I am reading it again: Clean Code.
This time I am reading it differently. The first time around (6 years ago), I was reading it and learned a lot (about how to write clean code) and was using it (a lot) to get other people on board and convince them that this is the way (the only way) to write code.
I still think that the book can serve that purpose.
But reading some of the recommendations again also got me worried, because I feel that sometimes and to some extend we are still fighting the same battles than 6 years ago (or maybe 20 years ago).
And the battles are the battles of expectations: The expectation that managers and engineers need and want to get it right the first time around.
So lets articulate a different expectation. And that expectation is based on experience. And my experience is that you have to write code three times. The initial version will allow you to understand and explore the problem space (e.g. understand all functional and non-functional requirements) and the solution space (e.g. start to learn the frameworks that you want to/need to use). You will (hopefully) produce a/the Minimal Viable Product (MVP). In general that code will be bad.
After you understand more/better what the problem is and how to solve it and how the frameworks work, you need to rewrite/refactor your implementation. Note: During that refactoring no new functionality or net new features will be added. But your code will probably/hopefully shrink in size and complexity and will become much more readable (e.g. because you now know how to name things right). That code will be good.
Very soon afterwards it will be the first time that you have to change the code, because some of the requirements have changed and you realize that the code is hard to change. At that point you will start to understand, which parts of the implementation will be stable and will probably not change a lot and which parts are based on requirements that are less stable. That will allow you to introduce abstractions and indirections where they are needed and valuable. And then the code will be clean. And then the journey to keep it clean starts.
Now let me put a stake into the ground and let me say that it is going to take you 33% of the overall time/money to build bad code, another 33% to build good code and another 33% to build clean code.
And that is just the cost of building that code. If you want to own (and change and extend) that code for a period of time (let’s say 3 years) you also need to keep it clean (Remember: There is a difference between the cost of building something and the cost of owning something, let alone the cost of owning bad code).
And it is not hard to see, where it all can go wrong. After the first 33% you have something that works (100% functionality at 33% of the cost) and it will either take a very strong manager or a very strong engineer to spend the remaining 66% of the time/money to get to clean code (without a visible/significant increase in functionality). We all want to do the right thing (go to market as fast as possible; with the smallest cost possible). We all want to be good. Good managers and good engineers. And iterating on something that works feels bad or not right. It feels like you have done something wrong the first time around. You might even feel guilty or not smart enough to not get it right the first time around.
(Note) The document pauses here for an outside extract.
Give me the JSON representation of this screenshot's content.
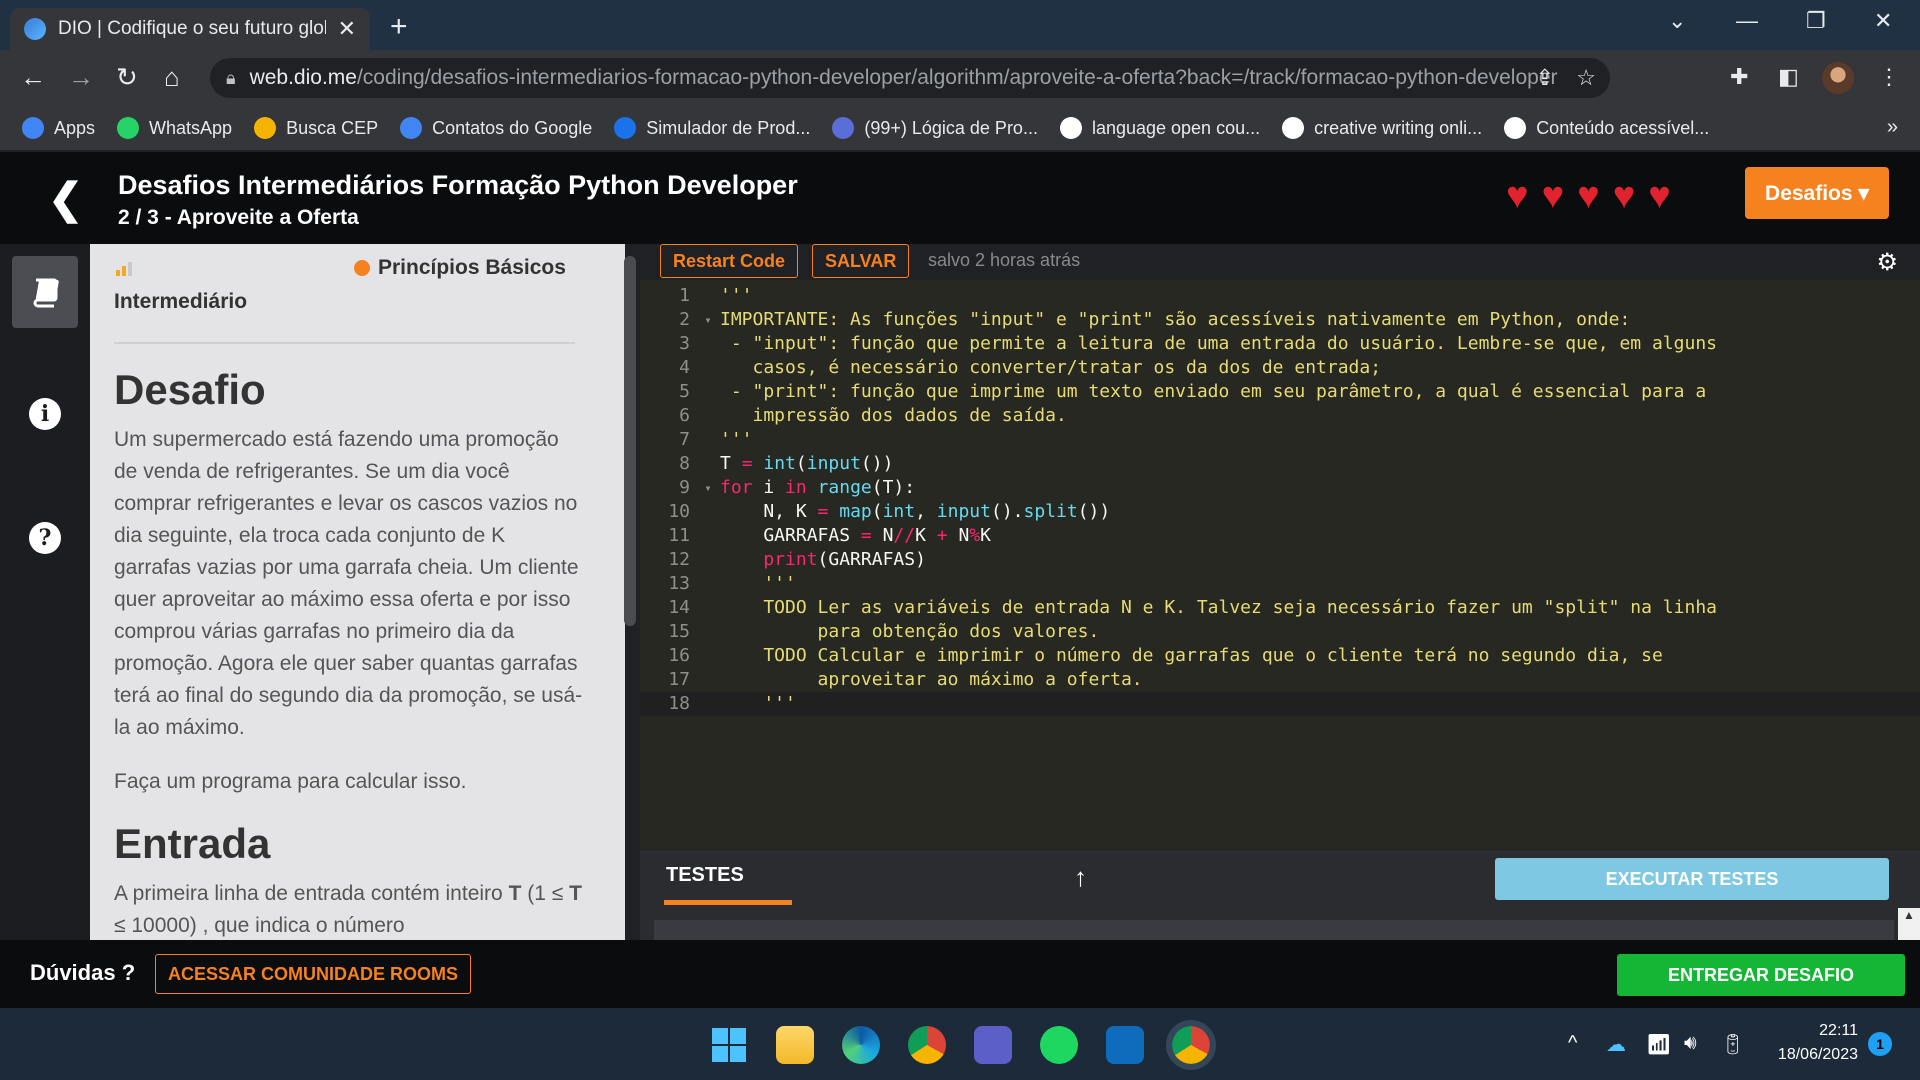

Don’t. Don’t feel that way. It is totally normal to iterate on code that works. And the only bad thing that you can do is to have the expectation that you will be able to get it right the first time around. And the only thing that makes you a bad manager/engineer is not spending (and/or asking/fighting for) the 66% to make the code clean (after you have validated the MVP).
Last but not least, there is another big problem with this expectation or ambition to get it right the first time: It will slow you down. With that expectation, it might take you a lot longer than 33% to get the (MVP) functionality up and running (partially because the code will contain lots of premature optimizations) and you do not even know, if what you are building got the product-market-fit you are looking for.
Writing clean code it expensive. But premature optimizations and/or maintaining bad (not clean) code can kill your company.
So let’s feel good about writing code three times. Let’s feel good about not getting it right the first time around.
And yes … I know: I am preaching to the choir, but … better safe, than sorry.